- Lighter and Softer: Some of their releases are considered less heavy than their earlier work. The Eye of Every Storm is a good example of this; it's frequently classified as post-rock rather than post-metal.
- Limited Special Collector's Ultimate Edition: The gargantuan Strength and Vision box set, which contains a staggering nineteen LPs and eleven CDs and collects the band's studio discography through the time of its release in 2016 (the band's then-forthcoming album Fires Within Fires is not collected, however). Depending on one's definition, it could be considered the largest metal retrospective ever produced (although Blood Music's Emperor box set has more LPs at twenty-four, but it doesn't have CD versions of the music and the records are pressed at 45 RPM so they're shorter).
- Live Album: As seen above, they have three of them.
- Long Runner Lineup: Hasn't changed since 1995.
- Loudness War: This has mostly been averted in their music; for instance, their latest album, 2016's Fires Within Fires, comes out to DR8, which is quite dynamic by modern metal standards. The only album of theirs that arguably succumbs to this trope is Given to the Rising, which is DR7 overall but has four tracks at DR5. The others don't have any songs below DR6, and only two other albums (Neurosis & Jarboe and Honor Found in Decay) even have an overall range of DR7; all others are DR8 or higher.
- Metal Scream: Scott Kelly has become extremely well known for this, as he's very, very good at it.
- Miniscule Rocking: They have quite a few interludes that count as examples of this, contrasting with the band's usual Epic Rocking.
- Mohs Scale of Rock and Metal Hardness: The band's post-metal work tends to be in the 7-10 range, though they can dip lower for Breather Episodes and Subdued Sections.
- Post-Rock: Pioneered a variant known as post-metal. Additionally, some of their albums qualify as straight-up post-rock.
- Sampling / Spoken Word in Music: The band is fond of this.
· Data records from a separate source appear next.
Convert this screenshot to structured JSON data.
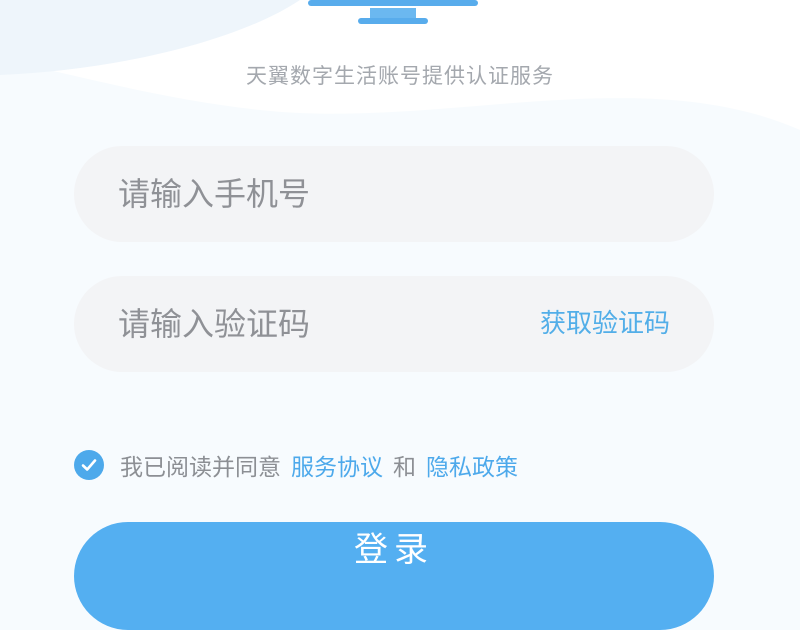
{
  "subtitle": "天翼数字生活账号提供认证服务",
  "form": {
    "phone_placeholder": "请输入手机号",
    "code_placeholder": "请输入验证码",
    "get_code_label": "获取验证码"
  },
  "agreement": {
    "prefix": "我已阅读并同意",
    "service_link": "服务协议",
    "conjunction": "和",
    "privacy_link": "隐私政策",
    "checked": true
  },
  "login_label": "登录",
  "colors": {
    "accent": "#4da9eb",
    "button": "#54aff1",
    "field_bg": "#f3f4f6",
    "placeholder": "#8f9196",
    "subtitle": "#a4a8ae"
  },
  "icons": {
    "logo": "monitor-icon",
    "check": "check-icon"
  }
}
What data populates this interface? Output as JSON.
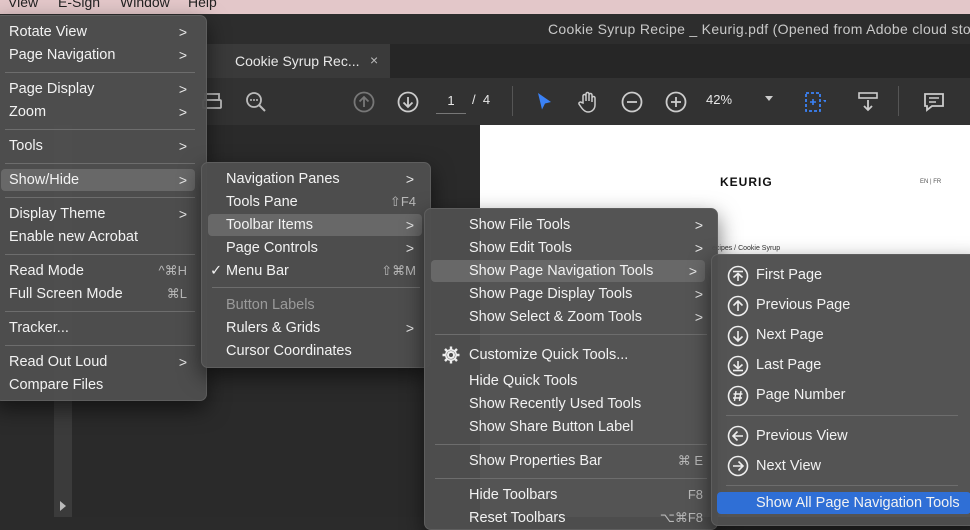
{
  "menubar": {
    "items": [
      "View",
      "E-Sign",
      "Window",
      "Help"
    ]
  },
  "window": {
    "title": "Cookie Syrup Recipe _ Keurig.pdf (Opened from Adobe cloud stor"
  },
  "tab": {
    "label": "Cookie Syrup Rec...",
    "close": "×"
  },
  "toolbar": {
    "page_current": "1",
    "page_separator": "/",
    "page_total": "4",
    "zoom": "42%"
  },
  "document": {
    "brand": "KEURIG",
    "lang": "EN | FR",
    "breadcrumb_fragment": "ecipes / Cookie Syrup"
  },
  "view_menu": {
    "items": [
      {
        "label": "Rotate View",
        "submenu": ">"
      },
      {
        "label": "Page Navigation",
        "submenu": ">"
      },
      {
        "label": "Page Display",
        "submenu": ">"
      },
      {
        "label": "Zoom",
        "submenu": ">"
      },
      {
        "label": "Tools",
        "submenu": ">"
      },
      {
        "label": "Show/Hide",
        "submenu": ">"
      },
      {
        "label": "Display Theme",
        "submenu": ">"
      },
      {
        "label": "Enable new Acrobat"
      },
      {
        "label": "Read Mode",
        "shortcut": "^⌘H"
      },
      {
        "label": "Full Screen Mode",
        "shortcut": "⌘L"
      },
      {
        "label": "Tracker..."
      },
      {
        "label": "Read Out Loud",
        "submenu": ">"
      },
      {
        "label": "Compare Files"
      }
    ]
  },
  "showhide_menu": {
    "items": [
      {
        "label": "Navigation Panes",
        "submenu": ">"
      },
      {
        "label": "Tools Pane",
        "shortcut": "⇧F4"
      },
      {
        "label": "Toolbar Items",
        "submenu": ">"
      },
      {
        "label": "Page Controls",
        "submenu": ">"
      },
      {
        "label": "Menu Bar",
        "check": "✓",
        "shortcut": "⇧⌘M"
      },
      {
        "label": "Button Labels"
      },
      {
        "label": "Rulers & Grids",
        "submenu": ">"
      },
      {
        "label": "Cursor Coordinates"
      }
    ]
  },
  "toolbar_items_menu": {
    "items": [
      {
        "label": "Show File Tools",
        "submenu": ">"
      },
      {
        "label": "Show Edit Tools",
        "submenu": ">"
      },
      {
        "label": "Show Page Navigation Tools",
        "submenu": ">"
      },
      {
        "label": "Show Page Display Tools",
        "submenu": ">"
      },
      {
        "label": "Show Select & Zoom Tools",
        "submenu": ">"
      },
      {
        "label": "Customize Quick Tools..."
      },
      {
        "label": "Hide Quick Tools"
      },
      {
        "label": "Show Recently Used Tools"
      },
      {
        "label": "Show Share Button Label"
      },
      {
        "label": "Show Properties Bar",
        "shortcut": "⌘ E"
      },
      {
        "label": "Hide Toolbars",
        "shortcut": "F8"
      },
      {
        "label": "Reset Toolbars",
        "shortcut": "⌥⌘F8"
      }
    ]
  },
  "page_nav_menu": {
    "items": [
      {
        "label": "First Page",
        "icon": "first-page-icon"
      },
      {
        "label": "Previous Page",
        "icon": "previous-page-icon"
      },
      {
        "label": "Next Page",
        "icon": "next-page-icon"
      },
      {
        "label": "Last Page",
        "icon": "last-page-icon"
      },
      {
        "label": "Page Number",
        "icon": "page-number-icon"
      },
      {
        "label": "Previous View",
        "icon": "previous-view-icon"
      },
      {
        "label": "Next View",
        "icon": "next-view-icon"
      },
      {
        "label": "Show All Page Navigation Tools"
      }
    ]
  },
  "colors": {
    "highlight": "#2f6fd6",
    "menu_bg": "#4e4e4e",
    "selection_tool": "#3b82f6"
  }
}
For example, Enemy of the Sun opens with a sample from the film version of The Sheltering Sky.
- Shout-Out: The cover of Souls at Zero is inspired by the film The Wicker Man (the original, not the So Bad, It's Good remake).
- Subdued Section: Again, this is frequent in Neurosis' music, due to its heavy use of dynamic variation.
- Trope Makers: For post-metal.